Swarika Seraphim, who loves working out, wants to dispel the myth that people cannot have a fit or healthy life with just one kidney post organ donation.

Swarika Seraphim, who loves working out, wants to dispel the myth that people cannot have a fit or healthy life with just one kidney post organ donation.  

Many a times, family and friends have to step up and be an organ donor, especially in times of crisis, and this process can be exhausting on multiple levels. Swarika Seraphim, born and raised in Kolkata, faced similar circumstances when her long-time diabetic father was urgently in need of a kidney transplant in 2021. She recalls, “It was heartbreaking for me to see his medical reports and listen to the doctors say that the chances of reversing the damage to his kidneys were low. Looking at his health decline, I decided to be a donor for my father. It was not an easy journey, the society had a lot of questions around me being a donor as a ‘young girl’, who wasn’t married as yet. But my fiancée and his family completely backed my decision, and I had their full support.”

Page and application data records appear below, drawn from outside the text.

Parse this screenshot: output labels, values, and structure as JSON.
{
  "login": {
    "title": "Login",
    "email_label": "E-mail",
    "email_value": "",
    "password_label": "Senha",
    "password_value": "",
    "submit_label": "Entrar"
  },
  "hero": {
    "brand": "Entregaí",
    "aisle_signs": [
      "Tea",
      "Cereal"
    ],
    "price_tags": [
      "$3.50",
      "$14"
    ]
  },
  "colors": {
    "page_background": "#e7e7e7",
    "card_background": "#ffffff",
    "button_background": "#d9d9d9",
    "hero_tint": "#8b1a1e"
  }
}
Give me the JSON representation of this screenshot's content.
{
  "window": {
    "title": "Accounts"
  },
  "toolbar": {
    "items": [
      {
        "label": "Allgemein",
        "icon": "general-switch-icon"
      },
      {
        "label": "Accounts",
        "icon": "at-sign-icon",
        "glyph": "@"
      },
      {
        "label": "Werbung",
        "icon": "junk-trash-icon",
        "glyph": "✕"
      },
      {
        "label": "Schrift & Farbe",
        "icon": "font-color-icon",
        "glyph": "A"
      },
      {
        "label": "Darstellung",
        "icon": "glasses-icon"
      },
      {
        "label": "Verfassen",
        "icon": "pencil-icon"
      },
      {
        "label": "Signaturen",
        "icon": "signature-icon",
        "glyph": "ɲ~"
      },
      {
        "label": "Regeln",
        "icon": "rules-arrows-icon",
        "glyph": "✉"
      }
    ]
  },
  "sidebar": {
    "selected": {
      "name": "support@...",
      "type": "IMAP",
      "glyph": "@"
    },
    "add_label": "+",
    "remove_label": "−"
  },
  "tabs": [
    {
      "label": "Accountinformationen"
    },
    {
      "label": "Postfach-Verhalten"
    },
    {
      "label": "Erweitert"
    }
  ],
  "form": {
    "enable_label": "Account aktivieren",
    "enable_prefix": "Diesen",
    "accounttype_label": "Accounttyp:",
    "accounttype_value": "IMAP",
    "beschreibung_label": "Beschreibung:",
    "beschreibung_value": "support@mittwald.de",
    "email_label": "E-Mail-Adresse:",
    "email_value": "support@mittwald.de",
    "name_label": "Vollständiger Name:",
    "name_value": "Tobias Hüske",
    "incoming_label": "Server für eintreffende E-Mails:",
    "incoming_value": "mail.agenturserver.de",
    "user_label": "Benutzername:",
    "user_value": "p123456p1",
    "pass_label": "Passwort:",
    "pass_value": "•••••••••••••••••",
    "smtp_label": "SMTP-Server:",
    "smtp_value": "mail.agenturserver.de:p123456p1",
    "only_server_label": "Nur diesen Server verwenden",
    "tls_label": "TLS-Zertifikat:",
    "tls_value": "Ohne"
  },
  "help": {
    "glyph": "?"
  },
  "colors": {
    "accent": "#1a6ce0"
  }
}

Currently working in Bengaluru, this 28-year-old athlete suggests that one must responsibly undergo tests and clarify all their doubts with the doctors before making the decision to donate an organ. She is of the opinion that giving someone the gift of life by donating an organ is certainly a feeling like no other and we couldn’t agree more. Whether it is live organ donation or donation post-mortem, we all can all do or bit to help in improving someone else’s quality of life. Team Cosmo wishes the entire Indian contingent at the WTG 2023 all the very best in all their future endeavours.